_PROBLEM TO SOLVE_.
Pull out every line below containing the word "JSON".
=== Begin Enclosure ===
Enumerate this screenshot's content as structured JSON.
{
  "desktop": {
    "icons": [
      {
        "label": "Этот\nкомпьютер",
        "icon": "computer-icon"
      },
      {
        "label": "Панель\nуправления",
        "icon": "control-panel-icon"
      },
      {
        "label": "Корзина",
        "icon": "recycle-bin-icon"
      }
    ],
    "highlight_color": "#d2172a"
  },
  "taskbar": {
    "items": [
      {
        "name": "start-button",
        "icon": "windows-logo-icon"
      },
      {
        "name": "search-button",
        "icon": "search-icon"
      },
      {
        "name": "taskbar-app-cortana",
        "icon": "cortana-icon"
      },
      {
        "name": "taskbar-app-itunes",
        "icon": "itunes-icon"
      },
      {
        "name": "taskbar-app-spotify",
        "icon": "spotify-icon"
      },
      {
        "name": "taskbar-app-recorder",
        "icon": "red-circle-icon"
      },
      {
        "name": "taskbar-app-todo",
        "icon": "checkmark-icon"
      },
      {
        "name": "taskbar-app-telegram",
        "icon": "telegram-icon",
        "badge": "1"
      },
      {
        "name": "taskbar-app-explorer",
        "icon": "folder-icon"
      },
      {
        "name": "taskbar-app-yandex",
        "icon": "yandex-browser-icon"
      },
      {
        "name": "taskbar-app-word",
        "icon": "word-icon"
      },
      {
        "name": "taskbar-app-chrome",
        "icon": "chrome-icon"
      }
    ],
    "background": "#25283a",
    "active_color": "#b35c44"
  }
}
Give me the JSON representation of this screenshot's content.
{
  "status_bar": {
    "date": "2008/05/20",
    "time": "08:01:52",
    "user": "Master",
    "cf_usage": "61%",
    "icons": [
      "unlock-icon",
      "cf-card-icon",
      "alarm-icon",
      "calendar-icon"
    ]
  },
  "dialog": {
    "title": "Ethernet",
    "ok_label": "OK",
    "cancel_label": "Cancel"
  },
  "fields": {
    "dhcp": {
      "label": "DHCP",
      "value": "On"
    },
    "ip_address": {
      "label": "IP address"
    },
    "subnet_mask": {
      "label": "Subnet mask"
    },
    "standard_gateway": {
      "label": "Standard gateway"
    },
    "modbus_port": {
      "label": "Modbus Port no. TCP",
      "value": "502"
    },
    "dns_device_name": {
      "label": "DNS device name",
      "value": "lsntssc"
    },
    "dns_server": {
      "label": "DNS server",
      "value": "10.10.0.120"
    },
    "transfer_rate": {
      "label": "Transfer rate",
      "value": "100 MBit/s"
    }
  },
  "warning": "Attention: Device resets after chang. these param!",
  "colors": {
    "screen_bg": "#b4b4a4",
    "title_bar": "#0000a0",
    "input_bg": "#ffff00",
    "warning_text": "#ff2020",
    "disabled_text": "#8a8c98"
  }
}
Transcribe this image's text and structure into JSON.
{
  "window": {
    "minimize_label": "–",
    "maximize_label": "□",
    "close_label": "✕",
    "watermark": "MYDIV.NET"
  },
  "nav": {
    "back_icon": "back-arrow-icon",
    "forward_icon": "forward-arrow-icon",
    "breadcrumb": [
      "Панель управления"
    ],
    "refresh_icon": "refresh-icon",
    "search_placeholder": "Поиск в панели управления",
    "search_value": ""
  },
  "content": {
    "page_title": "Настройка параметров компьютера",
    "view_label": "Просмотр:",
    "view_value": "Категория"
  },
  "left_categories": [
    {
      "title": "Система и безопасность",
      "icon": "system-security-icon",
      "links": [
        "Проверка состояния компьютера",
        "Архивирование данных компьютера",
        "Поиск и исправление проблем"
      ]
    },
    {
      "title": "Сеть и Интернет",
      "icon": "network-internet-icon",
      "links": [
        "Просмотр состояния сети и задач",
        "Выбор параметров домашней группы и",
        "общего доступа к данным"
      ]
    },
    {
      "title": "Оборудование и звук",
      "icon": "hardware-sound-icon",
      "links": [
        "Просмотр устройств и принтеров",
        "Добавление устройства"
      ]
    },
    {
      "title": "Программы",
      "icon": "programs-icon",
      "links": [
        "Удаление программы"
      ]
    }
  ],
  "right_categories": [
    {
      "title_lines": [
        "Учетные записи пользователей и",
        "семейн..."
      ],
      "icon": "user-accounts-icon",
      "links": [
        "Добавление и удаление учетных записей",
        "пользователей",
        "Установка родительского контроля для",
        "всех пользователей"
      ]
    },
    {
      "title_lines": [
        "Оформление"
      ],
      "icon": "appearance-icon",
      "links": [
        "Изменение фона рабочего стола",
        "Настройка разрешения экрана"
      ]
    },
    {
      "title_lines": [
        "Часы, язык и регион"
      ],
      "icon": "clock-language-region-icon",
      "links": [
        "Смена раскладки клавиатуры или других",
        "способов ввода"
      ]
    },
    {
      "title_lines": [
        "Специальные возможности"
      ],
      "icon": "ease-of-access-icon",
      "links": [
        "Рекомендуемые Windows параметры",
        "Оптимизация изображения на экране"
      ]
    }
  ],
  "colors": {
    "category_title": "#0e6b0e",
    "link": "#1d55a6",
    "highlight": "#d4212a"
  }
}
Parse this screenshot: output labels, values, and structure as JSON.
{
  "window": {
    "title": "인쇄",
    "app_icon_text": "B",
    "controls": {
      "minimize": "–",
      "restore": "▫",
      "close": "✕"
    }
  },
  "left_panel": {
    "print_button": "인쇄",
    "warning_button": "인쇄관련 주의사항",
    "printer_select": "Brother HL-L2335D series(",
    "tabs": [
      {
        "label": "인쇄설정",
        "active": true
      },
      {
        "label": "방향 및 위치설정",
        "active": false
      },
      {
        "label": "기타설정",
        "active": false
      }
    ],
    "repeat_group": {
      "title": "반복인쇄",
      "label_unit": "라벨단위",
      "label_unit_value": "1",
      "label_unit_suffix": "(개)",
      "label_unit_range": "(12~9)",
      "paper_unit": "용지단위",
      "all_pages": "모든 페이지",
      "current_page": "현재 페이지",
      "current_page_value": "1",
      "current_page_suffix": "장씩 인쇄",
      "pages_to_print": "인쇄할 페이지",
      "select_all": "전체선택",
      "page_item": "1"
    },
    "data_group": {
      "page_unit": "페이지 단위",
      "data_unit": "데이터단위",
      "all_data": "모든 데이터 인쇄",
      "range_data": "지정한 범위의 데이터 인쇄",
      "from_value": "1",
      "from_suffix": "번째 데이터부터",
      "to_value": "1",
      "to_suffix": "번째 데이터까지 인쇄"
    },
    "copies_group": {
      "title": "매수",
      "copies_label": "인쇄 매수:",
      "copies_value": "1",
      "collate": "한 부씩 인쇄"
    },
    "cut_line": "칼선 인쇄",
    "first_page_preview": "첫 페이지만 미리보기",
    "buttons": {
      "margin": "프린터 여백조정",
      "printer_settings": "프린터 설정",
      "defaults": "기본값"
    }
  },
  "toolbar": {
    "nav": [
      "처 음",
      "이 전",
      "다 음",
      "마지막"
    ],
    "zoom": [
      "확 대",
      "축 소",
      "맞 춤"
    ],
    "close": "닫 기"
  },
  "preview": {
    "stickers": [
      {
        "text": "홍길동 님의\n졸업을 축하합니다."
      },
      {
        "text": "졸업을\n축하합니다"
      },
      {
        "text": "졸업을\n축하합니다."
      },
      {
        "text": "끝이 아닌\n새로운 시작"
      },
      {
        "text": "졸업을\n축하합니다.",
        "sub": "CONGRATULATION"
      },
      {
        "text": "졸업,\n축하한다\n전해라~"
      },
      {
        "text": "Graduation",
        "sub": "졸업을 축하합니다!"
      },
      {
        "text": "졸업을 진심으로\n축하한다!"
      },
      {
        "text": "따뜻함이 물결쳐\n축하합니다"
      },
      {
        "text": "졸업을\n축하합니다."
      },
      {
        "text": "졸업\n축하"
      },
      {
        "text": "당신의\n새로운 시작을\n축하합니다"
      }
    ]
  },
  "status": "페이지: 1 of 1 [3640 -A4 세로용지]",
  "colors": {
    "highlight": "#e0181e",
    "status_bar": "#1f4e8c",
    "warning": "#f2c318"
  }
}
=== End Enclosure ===
_REPLY TO THE EXERCISE_.
Enumerate this screenshot's content as structured JSON.
Give me the JSON representation of this screenshot's content.
Transcribe this image's text and structure into JSON.
Parse this screenshot: output labels, values, and structure as JSON.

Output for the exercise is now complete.